Dataset rows describing interfaces:
▼▼▼

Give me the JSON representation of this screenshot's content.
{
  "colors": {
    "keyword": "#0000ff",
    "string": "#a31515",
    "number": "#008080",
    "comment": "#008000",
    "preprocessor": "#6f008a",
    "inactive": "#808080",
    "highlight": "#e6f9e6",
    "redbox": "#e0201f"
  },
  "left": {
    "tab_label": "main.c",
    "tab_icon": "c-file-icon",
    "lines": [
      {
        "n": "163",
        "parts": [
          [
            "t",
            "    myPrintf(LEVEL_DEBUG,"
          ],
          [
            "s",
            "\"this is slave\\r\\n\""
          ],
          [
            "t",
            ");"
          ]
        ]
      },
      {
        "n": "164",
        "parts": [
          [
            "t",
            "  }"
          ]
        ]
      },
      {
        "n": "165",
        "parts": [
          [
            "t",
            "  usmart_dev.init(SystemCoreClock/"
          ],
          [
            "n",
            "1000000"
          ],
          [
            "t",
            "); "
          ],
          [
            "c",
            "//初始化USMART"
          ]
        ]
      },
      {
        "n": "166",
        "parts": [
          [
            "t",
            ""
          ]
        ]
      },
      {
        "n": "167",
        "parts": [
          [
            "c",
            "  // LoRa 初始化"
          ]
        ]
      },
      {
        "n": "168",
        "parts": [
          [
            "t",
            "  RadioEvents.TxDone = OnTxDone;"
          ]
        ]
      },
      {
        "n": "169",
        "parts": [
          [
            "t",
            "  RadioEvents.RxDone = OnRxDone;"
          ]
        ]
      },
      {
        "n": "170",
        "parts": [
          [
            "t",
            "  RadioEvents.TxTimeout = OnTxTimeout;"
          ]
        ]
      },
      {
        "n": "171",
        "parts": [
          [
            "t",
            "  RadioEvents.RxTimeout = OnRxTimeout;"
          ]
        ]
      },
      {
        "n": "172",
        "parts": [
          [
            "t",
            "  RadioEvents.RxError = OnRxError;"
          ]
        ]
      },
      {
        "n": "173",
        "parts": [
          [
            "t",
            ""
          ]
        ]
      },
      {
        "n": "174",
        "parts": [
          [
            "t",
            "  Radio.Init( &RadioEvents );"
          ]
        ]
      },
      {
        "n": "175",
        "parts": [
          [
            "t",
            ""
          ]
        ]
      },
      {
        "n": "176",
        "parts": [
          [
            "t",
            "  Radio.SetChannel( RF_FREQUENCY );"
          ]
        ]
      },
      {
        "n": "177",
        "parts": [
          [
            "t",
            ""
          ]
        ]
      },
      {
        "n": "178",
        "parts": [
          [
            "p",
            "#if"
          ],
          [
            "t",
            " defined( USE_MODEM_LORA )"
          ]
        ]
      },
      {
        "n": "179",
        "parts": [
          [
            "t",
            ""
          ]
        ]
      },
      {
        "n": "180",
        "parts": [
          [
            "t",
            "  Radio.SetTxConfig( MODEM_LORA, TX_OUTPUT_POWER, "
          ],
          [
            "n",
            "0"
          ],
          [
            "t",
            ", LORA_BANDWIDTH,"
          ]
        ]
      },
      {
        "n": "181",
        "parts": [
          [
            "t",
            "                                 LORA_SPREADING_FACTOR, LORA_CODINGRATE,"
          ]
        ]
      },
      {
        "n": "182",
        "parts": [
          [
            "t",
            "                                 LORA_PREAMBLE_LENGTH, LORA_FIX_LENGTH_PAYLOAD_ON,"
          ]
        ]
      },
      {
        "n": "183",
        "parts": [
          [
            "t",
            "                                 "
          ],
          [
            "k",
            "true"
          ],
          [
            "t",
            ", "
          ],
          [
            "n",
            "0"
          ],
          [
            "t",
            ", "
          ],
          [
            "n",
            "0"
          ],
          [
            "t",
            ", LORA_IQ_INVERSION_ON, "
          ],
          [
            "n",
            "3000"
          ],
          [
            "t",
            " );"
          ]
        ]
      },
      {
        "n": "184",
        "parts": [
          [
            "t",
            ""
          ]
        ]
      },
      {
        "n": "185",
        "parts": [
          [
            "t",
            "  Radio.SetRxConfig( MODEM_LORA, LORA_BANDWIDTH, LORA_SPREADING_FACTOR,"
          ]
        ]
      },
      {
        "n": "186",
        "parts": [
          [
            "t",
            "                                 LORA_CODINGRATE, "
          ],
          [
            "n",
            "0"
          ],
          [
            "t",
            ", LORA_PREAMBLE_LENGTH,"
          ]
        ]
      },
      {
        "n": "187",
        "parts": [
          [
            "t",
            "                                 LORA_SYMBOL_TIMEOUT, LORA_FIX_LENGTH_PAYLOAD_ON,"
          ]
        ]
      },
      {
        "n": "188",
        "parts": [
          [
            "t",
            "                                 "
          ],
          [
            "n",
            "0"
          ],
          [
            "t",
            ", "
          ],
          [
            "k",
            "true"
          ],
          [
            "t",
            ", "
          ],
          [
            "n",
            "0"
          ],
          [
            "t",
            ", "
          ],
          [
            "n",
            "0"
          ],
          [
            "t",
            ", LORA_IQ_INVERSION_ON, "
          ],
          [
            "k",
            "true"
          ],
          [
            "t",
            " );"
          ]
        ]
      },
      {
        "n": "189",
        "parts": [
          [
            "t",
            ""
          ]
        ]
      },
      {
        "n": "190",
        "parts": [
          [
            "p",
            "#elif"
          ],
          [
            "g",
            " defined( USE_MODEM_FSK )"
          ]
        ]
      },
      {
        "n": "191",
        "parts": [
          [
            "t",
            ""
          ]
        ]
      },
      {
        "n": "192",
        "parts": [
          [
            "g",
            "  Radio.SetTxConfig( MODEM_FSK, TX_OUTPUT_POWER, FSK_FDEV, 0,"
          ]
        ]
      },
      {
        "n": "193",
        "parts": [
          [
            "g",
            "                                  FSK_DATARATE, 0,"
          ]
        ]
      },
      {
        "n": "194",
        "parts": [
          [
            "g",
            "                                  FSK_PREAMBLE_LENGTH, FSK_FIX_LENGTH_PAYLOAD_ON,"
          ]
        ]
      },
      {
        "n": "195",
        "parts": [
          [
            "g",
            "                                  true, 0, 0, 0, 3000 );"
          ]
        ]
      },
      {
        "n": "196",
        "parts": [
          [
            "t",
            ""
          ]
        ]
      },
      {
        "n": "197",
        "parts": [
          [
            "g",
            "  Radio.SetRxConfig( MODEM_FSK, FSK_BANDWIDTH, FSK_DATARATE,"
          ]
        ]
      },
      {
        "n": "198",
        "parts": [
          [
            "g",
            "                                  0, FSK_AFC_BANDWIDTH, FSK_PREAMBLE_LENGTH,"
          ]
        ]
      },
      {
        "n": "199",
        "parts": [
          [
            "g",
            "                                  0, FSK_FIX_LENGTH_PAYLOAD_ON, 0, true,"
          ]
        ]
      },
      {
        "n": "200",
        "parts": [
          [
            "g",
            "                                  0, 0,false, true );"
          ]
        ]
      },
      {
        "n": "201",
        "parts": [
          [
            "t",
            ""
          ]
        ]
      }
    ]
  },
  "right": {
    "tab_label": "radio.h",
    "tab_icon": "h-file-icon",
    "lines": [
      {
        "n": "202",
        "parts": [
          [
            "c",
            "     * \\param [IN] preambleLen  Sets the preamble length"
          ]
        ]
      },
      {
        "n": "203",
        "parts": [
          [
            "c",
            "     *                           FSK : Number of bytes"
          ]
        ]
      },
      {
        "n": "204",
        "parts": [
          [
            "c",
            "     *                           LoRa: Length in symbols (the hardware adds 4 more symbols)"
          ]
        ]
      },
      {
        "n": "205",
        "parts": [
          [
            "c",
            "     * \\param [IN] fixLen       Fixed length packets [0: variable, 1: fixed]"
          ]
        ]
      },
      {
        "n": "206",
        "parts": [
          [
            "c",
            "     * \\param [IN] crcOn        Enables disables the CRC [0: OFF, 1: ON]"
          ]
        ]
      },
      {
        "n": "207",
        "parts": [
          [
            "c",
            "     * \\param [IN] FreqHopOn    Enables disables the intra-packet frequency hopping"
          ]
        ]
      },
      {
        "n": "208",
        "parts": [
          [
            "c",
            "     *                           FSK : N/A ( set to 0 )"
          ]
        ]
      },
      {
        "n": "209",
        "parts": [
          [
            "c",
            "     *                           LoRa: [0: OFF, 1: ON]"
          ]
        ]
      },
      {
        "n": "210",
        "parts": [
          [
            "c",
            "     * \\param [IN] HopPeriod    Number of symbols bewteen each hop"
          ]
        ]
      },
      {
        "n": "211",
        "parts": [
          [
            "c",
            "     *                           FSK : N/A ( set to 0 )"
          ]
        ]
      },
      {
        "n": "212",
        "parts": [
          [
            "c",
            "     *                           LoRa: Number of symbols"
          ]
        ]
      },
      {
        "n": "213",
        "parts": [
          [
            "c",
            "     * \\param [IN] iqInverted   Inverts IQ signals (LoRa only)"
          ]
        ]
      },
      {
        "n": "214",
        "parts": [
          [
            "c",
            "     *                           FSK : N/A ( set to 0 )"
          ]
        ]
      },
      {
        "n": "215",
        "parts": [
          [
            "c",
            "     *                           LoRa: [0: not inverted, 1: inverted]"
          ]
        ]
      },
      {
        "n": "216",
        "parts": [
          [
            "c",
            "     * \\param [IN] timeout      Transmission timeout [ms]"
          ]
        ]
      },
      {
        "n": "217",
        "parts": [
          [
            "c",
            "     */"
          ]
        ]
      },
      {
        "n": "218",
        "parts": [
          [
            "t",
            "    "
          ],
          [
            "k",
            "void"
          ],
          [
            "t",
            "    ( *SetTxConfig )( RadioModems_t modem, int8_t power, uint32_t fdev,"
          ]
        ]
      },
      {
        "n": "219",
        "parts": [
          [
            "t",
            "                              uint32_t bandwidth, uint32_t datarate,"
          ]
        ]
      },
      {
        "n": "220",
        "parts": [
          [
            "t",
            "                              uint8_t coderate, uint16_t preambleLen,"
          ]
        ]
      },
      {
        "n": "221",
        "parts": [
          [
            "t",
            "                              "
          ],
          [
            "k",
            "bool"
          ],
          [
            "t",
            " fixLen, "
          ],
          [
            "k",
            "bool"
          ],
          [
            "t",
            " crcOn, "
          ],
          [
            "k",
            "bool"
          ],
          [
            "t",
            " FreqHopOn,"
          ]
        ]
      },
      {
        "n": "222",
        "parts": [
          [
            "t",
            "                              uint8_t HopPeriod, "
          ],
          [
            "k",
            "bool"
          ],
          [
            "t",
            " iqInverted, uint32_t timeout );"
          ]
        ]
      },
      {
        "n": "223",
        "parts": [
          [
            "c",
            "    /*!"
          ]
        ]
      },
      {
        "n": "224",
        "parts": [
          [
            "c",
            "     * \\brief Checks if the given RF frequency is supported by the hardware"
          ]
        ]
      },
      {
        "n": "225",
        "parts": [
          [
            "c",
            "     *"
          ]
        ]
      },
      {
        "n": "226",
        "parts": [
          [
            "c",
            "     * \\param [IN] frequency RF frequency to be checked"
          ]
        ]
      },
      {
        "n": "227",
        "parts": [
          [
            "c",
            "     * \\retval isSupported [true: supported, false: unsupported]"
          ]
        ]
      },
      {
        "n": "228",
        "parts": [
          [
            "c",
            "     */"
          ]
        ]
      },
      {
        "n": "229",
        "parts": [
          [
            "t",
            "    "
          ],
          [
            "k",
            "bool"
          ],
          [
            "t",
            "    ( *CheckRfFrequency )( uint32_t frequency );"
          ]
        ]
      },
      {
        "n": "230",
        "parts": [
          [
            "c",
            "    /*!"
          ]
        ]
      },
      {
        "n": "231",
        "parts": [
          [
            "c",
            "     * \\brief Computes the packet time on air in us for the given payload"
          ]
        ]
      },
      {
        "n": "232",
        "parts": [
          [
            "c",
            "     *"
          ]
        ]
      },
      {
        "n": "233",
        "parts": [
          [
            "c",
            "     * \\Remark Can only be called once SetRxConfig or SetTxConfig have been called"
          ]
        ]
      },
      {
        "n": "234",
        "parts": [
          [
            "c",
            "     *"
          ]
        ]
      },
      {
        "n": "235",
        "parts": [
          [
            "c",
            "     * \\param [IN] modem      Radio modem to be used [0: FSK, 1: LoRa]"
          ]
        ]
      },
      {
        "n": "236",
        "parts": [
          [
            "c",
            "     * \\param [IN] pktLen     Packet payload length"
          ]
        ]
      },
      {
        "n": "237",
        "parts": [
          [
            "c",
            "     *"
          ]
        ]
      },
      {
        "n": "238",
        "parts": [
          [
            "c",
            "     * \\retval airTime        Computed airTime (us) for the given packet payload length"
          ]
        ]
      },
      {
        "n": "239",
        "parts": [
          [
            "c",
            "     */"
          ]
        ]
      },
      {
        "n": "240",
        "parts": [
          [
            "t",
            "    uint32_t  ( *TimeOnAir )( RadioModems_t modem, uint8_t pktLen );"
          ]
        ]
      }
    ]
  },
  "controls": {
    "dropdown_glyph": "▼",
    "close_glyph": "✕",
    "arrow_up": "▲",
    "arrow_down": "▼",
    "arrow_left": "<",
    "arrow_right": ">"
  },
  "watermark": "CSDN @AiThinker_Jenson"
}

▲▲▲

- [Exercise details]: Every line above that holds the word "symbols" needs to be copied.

- [Response to the task]:
            "     *                           LoRa: Length in symbols (the hardware adds 4 more symbols)"
            "     * \\param [IN] HopPeriod    Number of symbols bewteen each hop"
            "     *                           LoRa: Number of symbols"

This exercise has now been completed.